Edited by Claudio Carini
Discusses the development of biomarker-based companion diagnostics to optimize diagnosis and treatment choices.
Edited by Matthew E. Fink
(Weill Cornell Medical College), Jack D. Barchas
(Weill Cornell Medical College), and Javaid I. Sheikh
(Weill Cornell Medical College in Qatar)
Discussions of the latest translational research, advanced brain imaging, & novel diagnostics
A recent conference held at the Academy asked a downright outrageous question: Can dementia be prevented by making changes to your diet? In this podcast we look at what the answers might be.
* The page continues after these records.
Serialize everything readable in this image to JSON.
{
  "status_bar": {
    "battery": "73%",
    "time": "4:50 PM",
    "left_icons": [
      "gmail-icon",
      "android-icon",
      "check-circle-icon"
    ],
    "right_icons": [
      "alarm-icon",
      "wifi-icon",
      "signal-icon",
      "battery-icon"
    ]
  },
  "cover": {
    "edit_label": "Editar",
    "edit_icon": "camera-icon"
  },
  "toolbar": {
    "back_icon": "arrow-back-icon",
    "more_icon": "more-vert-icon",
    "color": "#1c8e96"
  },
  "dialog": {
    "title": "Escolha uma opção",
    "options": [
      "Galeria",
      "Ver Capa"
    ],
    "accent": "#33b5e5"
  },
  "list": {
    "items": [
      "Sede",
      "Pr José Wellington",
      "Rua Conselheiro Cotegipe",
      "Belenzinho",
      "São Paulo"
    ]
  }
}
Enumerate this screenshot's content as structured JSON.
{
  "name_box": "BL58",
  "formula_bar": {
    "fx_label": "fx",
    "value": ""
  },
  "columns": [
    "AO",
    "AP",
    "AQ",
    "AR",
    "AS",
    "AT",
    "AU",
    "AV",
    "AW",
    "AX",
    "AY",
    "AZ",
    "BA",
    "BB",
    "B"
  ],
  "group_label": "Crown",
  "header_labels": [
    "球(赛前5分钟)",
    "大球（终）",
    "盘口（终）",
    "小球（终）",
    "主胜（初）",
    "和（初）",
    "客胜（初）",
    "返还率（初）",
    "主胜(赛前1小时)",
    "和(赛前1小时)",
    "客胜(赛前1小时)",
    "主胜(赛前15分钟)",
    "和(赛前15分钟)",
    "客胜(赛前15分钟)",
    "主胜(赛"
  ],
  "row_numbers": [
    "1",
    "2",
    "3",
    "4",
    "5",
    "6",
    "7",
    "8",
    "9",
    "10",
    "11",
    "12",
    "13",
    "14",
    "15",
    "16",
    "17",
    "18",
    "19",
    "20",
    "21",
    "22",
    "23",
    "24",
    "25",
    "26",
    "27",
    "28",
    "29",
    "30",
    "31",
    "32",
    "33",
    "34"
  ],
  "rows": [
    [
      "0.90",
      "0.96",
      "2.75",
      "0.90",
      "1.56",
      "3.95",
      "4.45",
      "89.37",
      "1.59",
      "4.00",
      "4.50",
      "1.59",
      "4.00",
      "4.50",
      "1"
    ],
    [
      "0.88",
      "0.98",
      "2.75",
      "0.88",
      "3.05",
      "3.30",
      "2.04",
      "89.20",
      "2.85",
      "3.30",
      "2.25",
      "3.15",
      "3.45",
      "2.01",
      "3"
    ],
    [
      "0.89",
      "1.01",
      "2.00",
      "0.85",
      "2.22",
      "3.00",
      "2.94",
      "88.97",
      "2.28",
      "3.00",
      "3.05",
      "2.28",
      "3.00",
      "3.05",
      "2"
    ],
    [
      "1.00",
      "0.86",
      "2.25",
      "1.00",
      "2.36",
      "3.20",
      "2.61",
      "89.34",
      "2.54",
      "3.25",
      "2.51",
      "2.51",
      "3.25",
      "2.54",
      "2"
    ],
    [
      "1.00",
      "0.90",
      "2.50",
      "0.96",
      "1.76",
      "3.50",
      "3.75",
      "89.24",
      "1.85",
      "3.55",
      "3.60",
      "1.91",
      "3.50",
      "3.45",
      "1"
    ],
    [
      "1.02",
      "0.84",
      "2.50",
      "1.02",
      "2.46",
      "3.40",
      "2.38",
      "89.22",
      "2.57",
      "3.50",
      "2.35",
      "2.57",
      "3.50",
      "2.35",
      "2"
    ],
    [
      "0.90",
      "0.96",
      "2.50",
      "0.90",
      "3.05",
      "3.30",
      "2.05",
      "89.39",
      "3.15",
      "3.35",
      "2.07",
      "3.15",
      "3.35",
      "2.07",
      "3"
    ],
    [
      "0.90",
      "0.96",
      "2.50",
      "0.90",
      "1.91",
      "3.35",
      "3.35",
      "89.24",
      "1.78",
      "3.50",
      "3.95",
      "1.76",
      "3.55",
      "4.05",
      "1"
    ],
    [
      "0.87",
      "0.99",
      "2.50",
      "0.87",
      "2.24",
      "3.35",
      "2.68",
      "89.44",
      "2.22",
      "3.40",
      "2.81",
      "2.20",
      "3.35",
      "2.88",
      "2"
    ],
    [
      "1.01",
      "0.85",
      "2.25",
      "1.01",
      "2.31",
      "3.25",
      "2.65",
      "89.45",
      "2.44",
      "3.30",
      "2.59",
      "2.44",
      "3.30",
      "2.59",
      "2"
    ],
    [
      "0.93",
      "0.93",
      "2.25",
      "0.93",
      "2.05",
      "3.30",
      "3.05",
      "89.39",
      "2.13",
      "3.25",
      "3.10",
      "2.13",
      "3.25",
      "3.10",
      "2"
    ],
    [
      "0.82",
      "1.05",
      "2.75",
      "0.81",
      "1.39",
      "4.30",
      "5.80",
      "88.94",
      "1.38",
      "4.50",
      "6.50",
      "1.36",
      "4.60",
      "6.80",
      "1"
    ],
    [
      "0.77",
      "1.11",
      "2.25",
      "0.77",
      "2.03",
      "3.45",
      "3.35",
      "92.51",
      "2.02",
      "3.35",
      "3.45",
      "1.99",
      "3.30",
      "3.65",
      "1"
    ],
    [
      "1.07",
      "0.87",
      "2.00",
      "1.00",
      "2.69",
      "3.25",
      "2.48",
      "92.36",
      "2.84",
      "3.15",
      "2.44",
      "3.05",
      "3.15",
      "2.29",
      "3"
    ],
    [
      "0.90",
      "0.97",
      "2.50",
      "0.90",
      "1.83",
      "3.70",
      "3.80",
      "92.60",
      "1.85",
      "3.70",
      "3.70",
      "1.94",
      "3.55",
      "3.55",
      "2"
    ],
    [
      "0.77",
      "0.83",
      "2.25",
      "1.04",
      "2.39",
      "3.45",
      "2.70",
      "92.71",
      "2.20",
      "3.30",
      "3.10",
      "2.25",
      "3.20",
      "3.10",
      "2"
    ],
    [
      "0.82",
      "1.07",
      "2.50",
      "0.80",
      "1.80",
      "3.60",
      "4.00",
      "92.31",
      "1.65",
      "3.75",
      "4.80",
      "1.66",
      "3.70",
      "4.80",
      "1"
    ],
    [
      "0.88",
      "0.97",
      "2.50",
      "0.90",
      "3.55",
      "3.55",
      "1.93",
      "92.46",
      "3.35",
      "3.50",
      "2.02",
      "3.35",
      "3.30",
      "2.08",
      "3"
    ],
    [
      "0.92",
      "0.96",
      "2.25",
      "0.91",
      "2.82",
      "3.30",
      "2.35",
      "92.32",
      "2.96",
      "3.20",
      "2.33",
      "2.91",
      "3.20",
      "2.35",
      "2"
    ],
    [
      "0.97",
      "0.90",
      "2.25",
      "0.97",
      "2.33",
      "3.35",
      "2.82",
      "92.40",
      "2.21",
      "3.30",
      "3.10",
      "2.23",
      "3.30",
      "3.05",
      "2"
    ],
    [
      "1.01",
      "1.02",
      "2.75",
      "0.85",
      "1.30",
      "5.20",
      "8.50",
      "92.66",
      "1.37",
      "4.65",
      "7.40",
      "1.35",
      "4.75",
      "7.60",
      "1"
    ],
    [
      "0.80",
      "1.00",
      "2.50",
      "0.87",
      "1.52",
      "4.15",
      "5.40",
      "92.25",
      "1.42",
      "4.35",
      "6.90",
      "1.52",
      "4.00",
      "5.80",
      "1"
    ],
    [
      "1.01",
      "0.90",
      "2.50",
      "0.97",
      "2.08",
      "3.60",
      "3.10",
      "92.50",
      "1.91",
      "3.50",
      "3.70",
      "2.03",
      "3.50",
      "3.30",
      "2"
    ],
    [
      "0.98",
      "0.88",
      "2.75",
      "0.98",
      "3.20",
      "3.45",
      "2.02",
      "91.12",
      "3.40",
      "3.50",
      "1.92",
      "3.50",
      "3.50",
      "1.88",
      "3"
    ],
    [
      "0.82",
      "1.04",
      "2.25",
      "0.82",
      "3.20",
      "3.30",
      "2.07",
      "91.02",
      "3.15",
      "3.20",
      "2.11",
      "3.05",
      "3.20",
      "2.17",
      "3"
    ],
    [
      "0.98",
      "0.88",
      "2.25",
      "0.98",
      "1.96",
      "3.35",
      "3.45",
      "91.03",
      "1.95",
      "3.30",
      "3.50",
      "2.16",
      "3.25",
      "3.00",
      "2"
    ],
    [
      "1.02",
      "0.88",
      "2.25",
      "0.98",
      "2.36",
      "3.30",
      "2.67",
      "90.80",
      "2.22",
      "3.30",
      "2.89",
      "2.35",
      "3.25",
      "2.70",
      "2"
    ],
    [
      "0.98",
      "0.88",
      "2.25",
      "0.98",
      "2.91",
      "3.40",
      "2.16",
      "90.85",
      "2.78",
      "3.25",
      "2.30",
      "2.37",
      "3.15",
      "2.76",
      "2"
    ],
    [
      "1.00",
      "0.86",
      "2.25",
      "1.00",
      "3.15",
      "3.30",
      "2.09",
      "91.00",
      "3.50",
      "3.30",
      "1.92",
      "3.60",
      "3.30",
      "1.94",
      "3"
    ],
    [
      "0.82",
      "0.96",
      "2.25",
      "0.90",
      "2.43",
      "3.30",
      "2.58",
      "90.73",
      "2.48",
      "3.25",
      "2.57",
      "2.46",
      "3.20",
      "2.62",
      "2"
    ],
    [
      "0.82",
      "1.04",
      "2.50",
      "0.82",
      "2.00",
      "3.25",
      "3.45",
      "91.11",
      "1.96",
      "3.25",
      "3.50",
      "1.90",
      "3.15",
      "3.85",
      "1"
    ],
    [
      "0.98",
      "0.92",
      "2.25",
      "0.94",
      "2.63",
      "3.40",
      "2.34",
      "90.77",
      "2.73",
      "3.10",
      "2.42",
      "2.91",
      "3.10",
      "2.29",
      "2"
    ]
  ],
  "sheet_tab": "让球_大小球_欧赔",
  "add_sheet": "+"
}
In the second of a two-part series, experts look at the links between health and nutrition. They examine everything from how nutrition impacts hospital stays, to cancer and aging, to developing food science innovations, and improving diet.
In this first of a two-part series, experts from various sectors explore the available options to reduce "hidden hunger"—micronutrient deficiencies in a population.
February 23, 2010
Researchers met to discuss advances in basic and translational research on metabotropic glutamate receptors, which are promising targets in drug discovery for CNS diseases and other illnesses.
October 27, 2009
What is the connection between dysregulated neuronal insulin signaling and Alzheimer's disease? In a recent Academy webinar, some researchers argued that the neurodegenerative disease should be considered a type of diabetes.
April 28, 2009
Protein kinases play a key role in almost every major pathway in eukaryotic cells. Structural approaches, including a new method called fragment-based drug design, are identifying potential targets against diseases including cancer.